§ EXERCISE DETAILS
Which lines in the data below contain the string "Juan"? Show each one.

§ Dataset excerpts
· · ·
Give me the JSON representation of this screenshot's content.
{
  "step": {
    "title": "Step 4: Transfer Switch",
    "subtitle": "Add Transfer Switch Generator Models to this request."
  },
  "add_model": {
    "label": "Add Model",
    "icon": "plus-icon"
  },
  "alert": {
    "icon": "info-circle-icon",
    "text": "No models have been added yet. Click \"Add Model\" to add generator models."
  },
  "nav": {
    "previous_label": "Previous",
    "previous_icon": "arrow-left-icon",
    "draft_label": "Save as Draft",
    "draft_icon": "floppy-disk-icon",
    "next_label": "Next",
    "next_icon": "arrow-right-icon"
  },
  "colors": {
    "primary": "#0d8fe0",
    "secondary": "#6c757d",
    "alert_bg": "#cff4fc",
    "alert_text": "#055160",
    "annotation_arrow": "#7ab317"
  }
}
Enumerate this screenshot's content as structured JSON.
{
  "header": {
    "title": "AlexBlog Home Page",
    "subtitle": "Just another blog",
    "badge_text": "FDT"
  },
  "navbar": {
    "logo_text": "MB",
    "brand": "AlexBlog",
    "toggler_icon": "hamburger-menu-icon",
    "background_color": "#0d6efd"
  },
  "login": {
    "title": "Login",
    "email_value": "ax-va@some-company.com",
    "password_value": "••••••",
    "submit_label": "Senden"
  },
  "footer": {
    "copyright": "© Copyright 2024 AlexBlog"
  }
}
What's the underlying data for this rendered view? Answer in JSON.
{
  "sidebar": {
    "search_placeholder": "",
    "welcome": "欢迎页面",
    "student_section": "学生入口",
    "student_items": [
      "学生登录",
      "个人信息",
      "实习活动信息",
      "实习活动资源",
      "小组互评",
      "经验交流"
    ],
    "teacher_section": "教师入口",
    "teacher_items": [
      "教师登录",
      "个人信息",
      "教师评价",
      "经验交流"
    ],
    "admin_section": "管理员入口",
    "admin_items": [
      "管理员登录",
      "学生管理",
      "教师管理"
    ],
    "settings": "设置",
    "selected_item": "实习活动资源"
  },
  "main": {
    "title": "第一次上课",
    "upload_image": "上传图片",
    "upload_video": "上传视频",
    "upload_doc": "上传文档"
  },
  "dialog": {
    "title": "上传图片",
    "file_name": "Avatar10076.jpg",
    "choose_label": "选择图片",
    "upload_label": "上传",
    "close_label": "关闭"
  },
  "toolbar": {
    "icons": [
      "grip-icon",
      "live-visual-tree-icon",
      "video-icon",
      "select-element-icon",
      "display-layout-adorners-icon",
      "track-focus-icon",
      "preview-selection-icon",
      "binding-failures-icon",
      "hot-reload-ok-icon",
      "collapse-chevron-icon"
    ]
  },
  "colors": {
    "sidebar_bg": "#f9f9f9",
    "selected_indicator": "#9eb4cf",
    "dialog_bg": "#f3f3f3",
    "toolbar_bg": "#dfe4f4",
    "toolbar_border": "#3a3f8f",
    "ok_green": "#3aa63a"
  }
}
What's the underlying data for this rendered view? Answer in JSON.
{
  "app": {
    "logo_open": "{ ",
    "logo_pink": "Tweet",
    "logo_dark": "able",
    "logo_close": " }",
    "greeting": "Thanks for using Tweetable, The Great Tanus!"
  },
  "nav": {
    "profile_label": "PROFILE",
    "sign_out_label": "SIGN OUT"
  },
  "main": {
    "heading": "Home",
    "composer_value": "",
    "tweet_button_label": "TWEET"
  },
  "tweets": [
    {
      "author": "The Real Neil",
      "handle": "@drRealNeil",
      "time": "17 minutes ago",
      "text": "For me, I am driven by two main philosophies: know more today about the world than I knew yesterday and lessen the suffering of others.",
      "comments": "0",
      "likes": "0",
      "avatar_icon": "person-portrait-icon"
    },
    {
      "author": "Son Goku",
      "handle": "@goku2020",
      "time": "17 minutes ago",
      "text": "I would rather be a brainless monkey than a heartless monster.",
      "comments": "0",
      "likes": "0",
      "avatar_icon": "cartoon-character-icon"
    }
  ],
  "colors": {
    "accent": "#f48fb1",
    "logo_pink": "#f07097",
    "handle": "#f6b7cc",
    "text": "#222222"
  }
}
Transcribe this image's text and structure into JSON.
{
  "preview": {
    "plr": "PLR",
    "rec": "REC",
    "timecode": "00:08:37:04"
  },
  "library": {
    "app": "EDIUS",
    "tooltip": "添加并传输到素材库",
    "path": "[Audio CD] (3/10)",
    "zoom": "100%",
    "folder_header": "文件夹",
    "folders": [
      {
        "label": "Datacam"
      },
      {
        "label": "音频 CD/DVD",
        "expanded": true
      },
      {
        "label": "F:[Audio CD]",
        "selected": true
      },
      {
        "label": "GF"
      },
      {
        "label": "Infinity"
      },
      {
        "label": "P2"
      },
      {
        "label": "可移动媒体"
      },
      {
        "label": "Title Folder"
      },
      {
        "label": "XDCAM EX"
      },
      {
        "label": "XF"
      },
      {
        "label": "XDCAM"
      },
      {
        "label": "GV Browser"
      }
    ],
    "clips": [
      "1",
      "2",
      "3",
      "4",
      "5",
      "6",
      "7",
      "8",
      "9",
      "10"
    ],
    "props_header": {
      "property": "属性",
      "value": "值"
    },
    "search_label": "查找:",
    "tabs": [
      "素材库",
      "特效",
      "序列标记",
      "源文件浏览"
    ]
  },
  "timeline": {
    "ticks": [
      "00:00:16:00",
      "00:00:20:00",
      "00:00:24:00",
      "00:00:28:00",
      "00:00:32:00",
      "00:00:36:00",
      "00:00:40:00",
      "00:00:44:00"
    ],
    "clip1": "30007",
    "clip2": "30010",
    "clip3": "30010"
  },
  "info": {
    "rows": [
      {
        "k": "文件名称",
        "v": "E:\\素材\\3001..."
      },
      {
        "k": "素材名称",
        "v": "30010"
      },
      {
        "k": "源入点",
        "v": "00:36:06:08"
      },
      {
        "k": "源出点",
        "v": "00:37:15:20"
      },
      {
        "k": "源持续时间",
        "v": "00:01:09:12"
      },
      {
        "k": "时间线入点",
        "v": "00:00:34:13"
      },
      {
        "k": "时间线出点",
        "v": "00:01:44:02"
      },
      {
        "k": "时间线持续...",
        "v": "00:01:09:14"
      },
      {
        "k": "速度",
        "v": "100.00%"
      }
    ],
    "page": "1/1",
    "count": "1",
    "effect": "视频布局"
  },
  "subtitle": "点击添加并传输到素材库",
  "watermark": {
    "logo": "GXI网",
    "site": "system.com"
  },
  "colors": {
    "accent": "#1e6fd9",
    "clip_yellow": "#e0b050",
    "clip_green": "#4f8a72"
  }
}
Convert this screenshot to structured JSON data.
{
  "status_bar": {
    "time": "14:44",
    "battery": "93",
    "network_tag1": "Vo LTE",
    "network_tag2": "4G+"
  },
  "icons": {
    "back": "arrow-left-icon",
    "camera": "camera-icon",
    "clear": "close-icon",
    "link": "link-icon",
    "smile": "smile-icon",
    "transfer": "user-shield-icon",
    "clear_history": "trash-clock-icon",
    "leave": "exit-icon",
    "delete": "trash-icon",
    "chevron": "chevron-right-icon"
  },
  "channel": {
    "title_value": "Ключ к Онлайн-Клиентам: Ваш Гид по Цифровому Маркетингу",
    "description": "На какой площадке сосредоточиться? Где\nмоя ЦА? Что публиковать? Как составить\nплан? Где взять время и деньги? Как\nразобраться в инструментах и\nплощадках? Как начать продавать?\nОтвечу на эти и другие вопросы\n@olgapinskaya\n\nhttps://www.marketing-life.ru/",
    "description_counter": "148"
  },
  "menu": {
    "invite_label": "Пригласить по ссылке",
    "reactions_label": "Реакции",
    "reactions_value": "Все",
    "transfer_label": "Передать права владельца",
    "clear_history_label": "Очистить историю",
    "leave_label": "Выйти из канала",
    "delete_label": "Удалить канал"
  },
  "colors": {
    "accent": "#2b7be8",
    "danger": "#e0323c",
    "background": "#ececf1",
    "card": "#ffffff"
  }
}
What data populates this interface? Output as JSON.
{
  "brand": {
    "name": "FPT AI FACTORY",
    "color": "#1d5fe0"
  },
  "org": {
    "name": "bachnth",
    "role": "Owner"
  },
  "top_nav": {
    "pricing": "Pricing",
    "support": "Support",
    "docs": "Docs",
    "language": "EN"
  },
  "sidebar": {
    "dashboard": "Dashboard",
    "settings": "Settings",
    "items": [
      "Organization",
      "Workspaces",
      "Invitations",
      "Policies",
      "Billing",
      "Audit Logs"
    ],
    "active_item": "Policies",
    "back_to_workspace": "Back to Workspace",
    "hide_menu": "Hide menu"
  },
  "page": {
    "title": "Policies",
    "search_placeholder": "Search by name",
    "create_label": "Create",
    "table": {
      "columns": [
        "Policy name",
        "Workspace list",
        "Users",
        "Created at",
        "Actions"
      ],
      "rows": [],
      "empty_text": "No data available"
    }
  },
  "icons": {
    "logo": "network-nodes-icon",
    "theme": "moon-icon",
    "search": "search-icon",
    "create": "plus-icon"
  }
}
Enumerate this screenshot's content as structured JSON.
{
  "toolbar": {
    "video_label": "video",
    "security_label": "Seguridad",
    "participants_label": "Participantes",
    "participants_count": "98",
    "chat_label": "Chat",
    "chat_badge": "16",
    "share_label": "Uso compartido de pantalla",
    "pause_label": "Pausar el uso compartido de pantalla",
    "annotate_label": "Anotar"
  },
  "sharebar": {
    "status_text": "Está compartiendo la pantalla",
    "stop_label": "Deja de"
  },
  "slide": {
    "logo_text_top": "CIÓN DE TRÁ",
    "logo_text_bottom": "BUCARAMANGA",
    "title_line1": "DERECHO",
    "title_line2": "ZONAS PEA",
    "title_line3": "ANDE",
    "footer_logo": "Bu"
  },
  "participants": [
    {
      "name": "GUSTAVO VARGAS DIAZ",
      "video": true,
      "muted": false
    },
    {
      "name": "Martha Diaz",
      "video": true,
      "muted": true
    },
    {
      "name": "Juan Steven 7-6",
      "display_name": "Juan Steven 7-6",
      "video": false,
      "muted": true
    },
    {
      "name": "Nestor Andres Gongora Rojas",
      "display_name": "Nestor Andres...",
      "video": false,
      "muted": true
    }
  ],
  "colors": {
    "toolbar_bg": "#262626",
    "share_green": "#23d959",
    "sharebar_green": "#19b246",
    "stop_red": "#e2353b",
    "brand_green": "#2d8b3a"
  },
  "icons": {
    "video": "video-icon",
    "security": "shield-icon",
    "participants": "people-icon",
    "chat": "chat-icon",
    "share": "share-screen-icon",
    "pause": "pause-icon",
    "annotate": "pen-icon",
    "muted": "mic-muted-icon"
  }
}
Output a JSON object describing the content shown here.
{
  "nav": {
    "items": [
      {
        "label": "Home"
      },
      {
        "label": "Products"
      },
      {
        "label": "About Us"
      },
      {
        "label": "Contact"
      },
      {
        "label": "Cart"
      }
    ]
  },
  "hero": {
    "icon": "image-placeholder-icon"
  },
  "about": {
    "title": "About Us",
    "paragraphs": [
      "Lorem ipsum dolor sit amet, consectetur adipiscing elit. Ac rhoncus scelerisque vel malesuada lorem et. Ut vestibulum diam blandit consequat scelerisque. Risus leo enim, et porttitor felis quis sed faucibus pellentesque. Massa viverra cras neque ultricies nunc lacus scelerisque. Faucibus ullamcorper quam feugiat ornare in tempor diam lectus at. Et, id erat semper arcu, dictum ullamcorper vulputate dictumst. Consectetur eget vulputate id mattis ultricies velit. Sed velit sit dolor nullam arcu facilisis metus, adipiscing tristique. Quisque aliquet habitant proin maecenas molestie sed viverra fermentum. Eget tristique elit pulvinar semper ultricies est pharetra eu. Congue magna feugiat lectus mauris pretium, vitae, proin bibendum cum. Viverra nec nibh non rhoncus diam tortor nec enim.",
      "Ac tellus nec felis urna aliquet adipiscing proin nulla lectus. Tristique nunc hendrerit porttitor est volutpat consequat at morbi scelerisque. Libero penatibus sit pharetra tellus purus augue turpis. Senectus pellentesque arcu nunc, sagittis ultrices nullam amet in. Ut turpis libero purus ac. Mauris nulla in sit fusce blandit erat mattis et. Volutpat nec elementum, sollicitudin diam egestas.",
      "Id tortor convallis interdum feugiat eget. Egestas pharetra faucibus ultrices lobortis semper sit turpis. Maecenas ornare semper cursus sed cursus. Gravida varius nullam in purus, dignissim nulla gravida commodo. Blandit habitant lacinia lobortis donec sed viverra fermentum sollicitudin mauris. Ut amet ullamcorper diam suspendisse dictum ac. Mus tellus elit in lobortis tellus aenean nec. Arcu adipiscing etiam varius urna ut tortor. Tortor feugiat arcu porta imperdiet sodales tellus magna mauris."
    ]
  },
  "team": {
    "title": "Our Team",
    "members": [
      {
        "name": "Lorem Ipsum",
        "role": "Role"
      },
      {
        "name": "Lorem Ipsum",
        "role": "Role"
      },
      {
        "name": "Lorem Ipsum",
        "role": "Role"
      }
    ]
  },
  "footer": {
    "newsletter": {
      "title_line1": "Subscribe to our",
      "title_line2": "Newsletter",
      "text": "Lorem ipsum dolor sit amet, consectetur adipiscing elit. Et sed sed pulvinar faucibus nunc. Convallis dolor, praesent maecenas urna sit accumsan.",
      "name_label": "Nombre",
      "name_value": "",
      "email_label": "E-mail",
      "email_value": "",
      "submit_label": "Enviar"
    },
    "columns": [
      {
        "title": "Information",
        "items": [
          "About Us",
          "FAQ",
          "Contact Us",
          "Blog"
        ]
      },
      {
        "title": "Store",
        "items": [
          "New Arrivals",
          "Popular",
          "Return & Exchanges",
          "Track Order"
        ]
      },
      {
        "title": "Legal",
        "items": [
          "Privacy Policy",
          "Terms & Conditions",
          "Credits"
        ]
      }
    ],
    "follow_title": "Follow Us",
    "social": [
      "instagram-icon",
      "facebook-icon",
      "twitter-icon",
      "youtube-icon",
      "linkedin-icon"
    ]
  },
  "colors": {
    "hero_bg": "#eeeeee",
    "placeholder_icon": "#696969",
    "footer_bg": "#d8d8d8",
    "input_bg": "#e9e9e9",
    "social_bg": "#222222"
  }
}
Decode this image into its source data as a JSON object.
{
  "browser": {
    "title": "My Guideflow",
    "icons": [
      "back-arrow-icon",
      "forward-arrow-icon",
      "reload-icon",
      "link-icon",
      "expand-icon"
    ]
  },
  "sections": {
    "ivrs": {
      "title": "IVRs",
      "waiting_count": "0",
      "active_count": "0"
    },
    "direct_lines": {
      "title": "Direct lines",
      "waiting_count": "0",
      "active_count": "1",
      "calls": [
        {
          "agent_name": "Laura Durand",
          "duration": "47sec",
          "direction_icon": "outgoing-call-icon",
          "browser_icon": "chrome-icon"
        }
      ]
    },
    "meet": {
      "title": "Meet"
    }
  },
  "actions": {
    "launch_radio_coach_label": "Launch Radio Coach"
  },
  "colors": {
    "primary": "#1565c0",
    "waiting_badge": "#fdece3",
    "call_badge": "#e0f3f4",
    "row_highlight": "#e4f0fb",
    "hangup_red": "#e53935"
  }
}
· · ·
§ RESPONSE FOR THIS EXERCISE
      "name": "Juan Steven 7-6",
      "display_name": "Juan Steven 7-6",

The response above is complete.